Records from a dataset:
▶
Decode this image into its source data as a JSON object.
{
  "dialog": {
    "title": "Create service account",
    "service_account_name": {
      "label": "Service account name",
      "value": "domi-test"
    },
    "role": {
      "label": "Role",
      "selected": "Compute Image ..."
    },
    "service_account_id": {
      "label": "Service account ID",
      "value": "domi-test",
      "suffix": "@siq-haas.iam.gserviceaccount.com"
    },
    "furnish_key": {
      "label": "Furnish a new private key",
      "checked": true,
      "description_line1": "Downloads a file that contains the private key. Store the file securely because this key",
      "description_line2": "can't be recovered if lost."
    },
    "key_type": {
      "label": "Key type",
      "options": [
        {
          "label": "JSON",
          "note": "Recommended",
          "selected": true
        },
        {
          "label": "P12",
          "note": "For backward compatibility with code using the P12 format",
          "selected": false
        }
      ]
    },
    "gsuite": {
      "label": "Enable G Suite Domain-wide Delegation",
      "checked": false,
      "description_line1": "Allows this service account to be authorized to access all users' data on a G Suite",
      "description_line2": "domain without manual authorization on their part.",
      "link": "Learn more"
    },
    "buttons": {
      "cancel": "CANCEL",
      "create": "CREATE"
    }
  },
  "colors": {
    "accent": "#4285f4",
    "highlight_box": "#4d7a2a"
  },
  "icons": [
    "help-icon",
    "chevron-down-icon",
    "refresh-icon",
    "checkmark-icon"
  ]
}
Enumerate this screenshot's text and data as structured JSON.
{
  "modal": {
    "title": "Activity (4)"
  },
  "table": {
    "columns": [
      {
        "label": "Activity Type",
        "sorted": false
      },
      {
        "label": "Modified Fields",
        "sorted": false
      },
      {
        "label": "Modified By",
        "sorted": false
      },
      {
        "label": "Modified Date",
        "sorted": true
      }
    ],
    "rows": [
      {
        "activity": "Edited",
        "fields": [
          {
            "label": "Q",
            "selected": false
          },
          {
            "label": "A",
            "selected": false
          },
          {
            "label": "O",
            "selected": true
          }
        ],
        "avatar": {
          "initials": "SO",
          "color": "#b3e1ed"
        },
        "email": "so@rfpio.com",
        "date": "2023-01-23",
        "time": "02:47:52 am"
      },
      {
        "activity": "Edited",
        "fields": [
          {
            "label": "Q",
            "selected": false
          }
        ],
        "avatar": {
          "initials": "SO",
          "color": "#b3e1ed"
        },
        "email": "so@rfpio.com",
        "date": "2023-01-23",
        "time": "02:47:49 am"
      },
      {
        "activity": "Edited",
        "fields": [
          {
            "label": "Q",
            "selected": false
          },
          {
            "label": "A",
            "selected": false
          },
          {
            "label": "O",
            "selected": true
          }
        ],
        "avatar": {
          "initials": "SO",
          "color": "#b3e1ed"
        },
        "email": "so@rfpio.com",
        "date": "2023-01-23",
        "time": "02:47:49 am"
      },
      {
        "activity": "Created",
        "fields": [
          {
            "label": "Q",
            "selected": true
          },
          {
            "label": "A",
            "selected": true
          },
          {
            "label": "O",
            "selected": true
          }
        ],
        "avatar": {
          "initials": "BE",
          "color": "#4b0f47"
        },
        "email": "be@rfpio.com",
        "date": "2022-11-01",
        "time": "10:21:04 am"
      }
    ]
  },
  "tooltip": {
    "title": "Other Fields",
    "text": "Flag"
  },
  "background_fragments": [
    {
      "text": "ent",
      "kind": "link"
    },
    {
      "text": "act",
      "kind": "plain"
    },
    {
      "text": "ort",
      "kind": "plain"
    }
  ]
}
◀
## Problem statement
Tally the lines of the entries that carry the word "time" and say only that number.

## Answer
4